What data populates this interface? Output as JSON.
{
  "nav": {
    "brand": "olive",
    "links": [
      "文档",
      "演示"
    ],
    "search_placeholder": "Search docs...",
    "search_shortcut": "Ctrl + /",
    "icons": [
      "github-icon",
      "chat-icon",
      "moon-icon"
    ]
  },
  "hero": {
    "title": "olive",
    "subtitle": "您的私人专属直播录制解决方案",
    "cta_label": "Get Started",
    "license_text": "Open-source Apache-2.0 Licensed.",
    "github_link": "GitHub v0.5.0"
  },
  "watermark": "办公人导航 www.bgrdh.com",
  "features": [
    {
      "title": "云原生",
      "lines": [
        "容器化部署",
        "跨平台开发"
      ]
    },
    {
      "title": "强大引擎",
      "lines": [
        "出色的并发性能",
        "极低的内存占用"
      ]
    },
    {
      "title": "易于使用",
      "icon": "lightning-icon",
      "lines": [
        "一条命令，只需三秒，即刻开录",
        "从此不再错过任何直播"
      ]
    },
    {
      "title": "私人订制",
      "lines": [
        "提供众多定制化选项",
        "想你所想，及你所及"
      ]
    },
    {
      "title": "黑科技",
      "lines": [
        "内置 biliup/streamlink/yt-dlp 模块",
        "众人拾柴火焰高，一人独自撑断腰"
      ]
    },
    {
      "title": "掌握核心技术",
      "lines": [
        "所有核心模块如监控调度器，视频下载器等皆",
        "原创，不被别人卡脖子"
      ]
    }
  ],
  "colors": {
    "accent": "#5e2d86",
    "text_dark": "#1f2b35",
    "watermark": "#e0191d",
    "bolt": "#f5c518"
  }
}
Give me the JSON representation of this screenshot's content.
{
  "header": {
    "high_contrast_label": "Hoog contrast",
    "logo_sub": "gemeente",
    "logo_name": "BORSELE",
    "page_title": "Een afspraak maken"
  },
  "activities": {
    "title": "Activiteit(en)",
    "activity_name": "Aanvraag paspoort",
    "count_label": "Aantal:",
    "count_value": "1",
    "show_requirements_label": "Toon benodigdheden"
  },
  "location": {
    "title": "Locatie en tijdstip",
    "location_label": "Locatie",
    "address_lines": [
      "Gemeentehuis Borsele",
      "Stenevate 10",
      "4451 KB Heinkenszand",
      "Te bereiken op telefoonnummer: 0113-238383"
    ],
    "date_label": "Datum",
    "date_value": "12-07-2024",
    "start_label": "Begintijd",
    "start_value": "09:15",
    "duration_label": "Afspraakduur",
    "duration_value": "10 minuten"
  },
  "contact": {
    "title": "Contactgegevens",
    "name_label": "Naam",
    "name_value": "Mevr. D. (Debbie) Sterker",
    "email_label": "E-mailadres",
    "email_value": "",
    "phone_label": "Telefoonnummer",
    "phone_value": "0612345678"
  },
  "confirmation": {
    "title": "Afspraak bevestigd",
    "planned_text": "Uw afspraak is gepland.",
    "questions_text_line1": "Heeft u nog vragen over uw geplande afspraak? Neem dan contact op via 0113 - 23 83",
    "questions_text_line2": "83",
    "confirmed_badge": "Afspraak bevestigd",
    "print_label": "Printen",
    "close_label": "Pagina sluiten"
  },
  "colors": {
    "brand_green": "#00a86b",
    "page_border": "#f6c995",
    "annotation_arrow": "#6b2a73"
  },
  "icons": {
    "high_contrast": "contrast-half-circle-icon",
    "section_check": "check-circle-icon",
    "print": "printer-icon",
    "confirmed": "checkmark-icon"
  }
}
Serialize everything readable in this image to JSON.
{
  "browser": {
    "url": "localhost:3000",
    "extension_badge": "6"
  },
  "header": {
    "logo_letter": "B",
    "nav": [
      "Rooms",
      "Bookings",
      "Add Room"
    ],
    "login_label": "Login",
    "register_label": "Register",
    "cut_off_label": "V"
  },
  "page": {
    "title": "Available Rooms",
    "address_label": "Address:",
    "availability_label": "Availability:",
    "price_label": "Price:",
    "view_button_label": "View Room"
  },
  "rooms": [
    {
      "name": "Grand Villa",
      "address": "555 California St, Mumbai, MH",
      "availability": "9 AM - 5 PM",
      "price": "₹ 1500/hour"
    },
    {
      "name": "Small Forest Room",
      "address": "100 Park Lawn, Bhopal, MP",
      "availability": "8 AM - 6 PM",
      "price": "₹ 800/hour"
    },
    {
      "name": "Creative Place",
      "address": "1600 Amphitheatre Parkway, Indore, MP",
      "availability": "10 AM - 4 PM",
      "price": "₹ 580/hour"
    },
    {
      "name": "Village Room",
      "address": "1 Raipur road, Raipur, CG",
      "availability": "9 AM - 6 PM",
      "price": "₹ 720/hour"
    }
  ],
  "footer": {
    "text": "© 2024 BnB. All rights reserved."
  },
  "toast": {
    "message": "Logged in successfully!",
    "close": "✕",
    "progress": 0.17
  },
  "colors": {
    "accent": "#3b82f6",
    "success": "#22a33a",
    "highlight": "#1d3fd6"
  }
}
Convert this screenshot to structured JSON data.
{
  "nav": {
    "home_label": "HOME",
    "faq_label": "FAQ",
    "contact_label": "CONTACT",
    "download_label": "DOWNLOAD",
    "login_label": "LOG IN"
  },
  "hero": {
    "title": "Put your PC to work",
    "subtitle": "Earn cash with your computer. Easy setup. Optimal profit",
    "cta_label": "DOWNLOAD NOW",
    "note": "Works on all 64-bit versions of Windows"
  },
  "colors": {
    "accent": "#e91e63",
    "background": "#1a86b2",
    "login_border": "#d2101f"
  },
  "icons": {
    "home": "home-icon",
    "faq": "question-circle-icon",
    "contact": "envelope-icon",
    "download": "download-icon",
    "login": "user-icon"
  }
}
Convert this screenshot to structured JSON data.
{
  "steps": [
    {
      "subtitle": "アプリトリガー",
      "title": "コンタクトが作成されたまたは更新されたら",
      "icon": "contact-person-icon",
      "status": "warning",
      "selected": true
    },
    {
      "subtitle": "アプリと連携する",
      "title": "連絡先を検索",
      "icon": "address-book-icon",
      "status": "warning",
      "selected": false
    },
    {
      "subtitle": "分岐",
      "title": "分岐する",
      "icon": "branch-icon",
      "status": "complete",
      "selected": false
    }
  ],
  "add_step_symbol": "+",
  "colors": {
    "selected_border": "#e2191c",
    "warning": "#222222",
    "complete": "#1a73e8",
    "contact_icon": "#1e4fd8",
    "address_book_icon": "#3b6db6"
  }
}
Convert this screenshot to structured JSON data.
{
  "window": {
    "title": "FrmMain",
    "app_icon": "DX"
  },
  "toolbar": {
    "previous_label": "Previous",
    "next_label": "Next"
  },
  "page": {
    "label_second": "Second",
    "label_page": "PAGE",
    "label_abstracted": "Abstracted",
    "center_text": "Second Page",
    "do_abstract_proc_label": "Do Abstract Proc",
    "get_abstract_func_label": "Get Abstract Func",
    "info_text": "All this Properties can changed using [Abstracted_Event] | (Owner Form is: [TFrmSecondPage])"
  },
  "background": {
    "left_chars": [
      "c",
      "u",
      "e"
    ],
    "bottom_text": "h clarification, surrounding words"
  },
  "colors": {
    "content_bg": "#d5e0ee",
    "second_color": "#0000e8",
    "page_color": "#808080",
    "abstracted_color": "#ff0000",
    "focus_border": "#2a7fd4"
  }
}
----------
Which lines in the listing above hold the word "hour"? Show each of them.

      "price": "₹ 1500/hour"
      "price": "₹ 800/hour"
      "price": "₹ 580/hour"
      "price": "₹ 720/hour"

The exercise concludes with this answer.